Going line by line through the entries below, count those that contain "this". Give the number by itself.

Dataset rows for apps and sites:
_ _ _ _
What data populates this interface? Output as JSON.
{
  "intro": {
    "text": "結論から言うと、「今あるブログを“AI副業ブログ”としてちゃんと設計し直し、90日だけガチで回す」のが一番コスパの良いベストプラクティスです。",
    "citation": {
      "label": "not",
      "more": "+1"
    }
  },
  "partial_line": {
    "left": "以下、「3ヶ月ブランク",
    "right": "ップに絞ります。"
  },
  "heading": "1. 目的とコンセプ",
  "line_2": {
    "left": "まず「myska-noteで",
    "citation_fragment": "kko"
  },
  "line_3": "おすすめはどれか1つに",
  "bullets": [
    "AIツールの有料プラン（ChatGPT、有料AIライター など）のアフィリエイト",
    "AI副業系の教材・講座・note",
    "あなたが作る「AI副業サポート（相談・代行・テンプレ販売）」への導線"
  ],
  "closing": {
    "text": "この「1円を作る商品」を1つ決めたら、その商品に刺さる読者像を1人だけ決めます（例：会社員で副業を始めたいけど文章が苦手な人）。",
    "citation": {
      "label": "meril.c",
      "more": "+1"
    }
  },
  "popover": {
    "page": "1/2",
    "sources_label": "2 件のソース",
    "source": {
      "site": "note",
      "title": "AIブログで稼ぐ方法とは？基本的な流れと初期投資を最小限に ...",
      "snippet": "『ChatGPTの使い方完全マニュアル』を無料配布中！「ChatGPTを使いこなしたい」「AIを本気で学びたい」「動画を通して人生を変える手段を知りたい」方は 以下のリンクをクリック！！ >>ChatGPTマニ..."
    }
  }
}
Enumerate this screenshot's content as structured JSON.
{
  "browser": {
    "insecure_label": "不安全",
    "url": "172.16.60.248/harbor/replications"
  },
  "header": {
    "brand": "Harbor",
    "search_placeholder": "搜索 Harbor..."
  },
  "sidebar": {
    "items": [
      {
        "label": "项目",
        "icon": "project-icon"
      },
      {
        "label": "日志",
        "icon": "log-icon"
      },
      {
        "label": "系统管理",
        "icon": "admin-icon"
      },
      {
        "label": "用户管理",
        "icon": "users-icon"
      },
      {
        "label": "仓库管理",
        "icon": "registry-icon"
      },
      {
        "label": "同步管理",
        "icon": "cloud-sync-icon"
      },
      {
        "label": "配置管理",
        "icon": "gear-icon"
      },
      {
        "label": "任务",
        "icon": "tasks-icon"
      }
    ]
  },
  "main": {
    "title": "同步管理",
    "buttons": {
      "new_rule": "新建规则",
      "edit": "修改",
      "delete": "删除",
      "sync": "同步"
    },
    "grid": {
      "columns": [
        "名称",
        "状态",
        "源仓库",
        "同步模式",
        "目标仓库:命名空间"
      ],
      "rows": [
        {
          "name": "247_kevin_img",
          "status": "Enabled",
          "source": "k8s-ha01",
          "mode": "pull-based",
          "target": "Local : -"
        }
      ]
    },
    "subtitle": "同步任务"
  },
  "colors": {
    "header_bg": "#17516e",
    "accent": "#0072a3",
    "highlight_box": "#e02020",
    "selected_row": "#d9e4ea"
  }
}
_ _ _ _
» Expected output:
2